Published July 6, 2016 following the Congressional “sit-in” that followed the terrorist attack on an Orlando Nightclub, demanding that all persons on the “Terrorism Watch List” be restricted from obtaining a firearm.

 By A. Benjamin MannesAs a former municipal and federal law enforcement officer and intelligence analyst, I’ve actually accessed the “terrorism watch list” that is currently garnering so much media attention of late. Like many Americans, I witnessed a contingent of the House Democratic caucus stage a sit-in to push through legislation restricting members of the watch list from getting a firearm. As someone who not only knows how terrorism watch lists work, as well as with firsthand experience relating to how changing gun laws can make law-abiding citizens into criminals, I felt the need to briefly explain the process.

First, the “terrorism watch list” is officially called the Terrorist Screening Database (TSDB), which the FBI consolidates from multiple agencies, and includes the TSA’s “no-fly list.”

The “no-fly list” is actually one specifying heightened “selectee” screening by the TSA, and normally nobody is actually restricted from flying after passing heightened screening. The TSDB list is estimated to contain over 2,484,442 records, consisting of 1,877,133 individual identities, with approximately 1,600 names submitted to it. About 600 names are removed and 4,800 records are modified by the intelligence community each day. Approximately one out of 20 of the people on the list are citizens or legal U.S. residents.

The Justice Department inspector general officially noted frequent errors on the list and slow response to complaints, finding 38 percent of a 105-record sample contained gross inaccuracies. Ten years ago, a review of the no-fly list reduced its size by half, from 71,872 records to 34,230 records.

One of the most obvious reasons for the inaccuracies is that names are submitted to the list in the process of investigations or intelligence gathering, often for subjects who have been unseen. Therefore, given common naming conventions in many cultures outside the United States, it’s possible that there are thousands of innocent people in the nation with the same name as a subject on the TSDB.

While there are multiple reasons for these inaccuracies, it is important to understand that the TSDB is a watch list, not a criminal record, and is used in security screenings and investigations that could lead to a trial. The vast majority of records in the TSDB use Muslim naming conventions, meaning that potentially thousands of innocent American Muslims will have their right to purchase a firearm to defend themselves stripped with little to no adjudication process, simply because someone on the TSDB had the same name and gender.

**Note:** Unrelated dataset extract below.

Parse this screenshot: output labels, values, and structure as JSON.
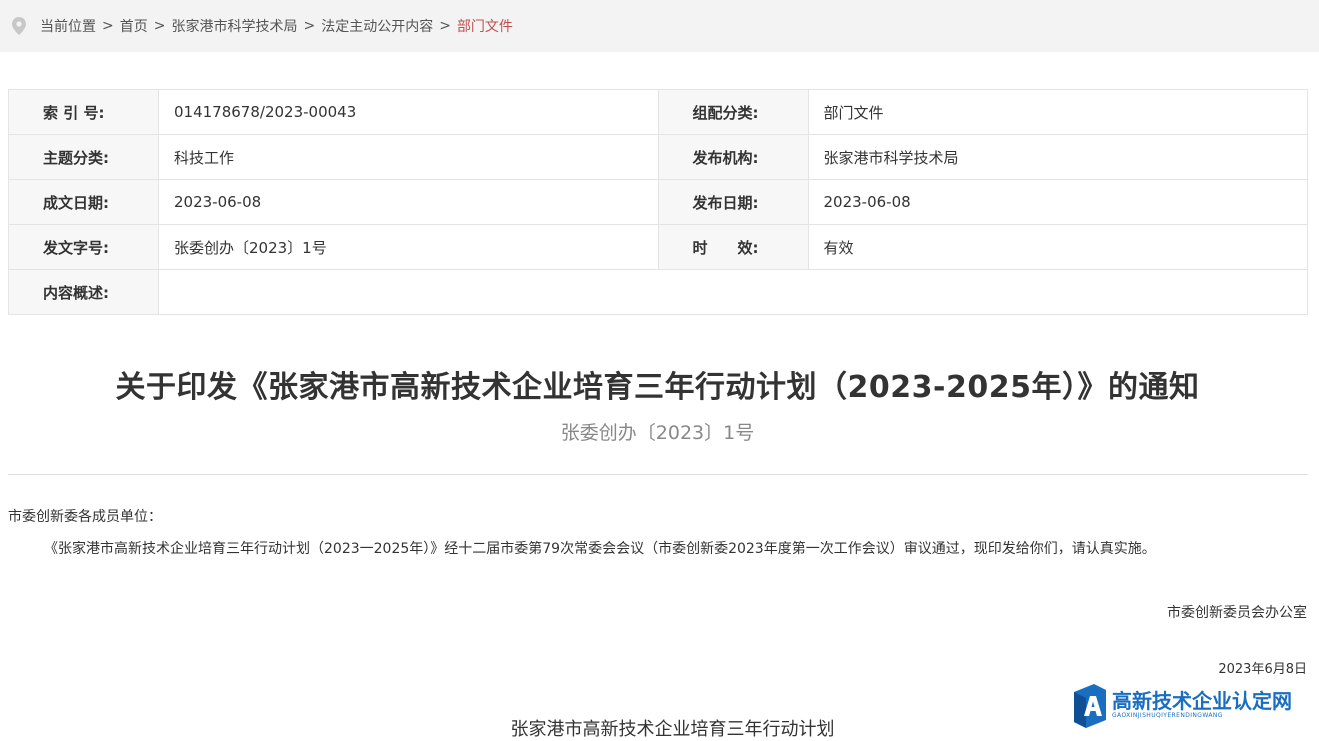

Therefore, I plead for our elected representatives to seek out more effective, common-sense legislation to address the issue of mass violence.

A. Benjamin Mannes is a governor on InfraGard, the FBI-coordinated public-private partnership for critical infrastructure protection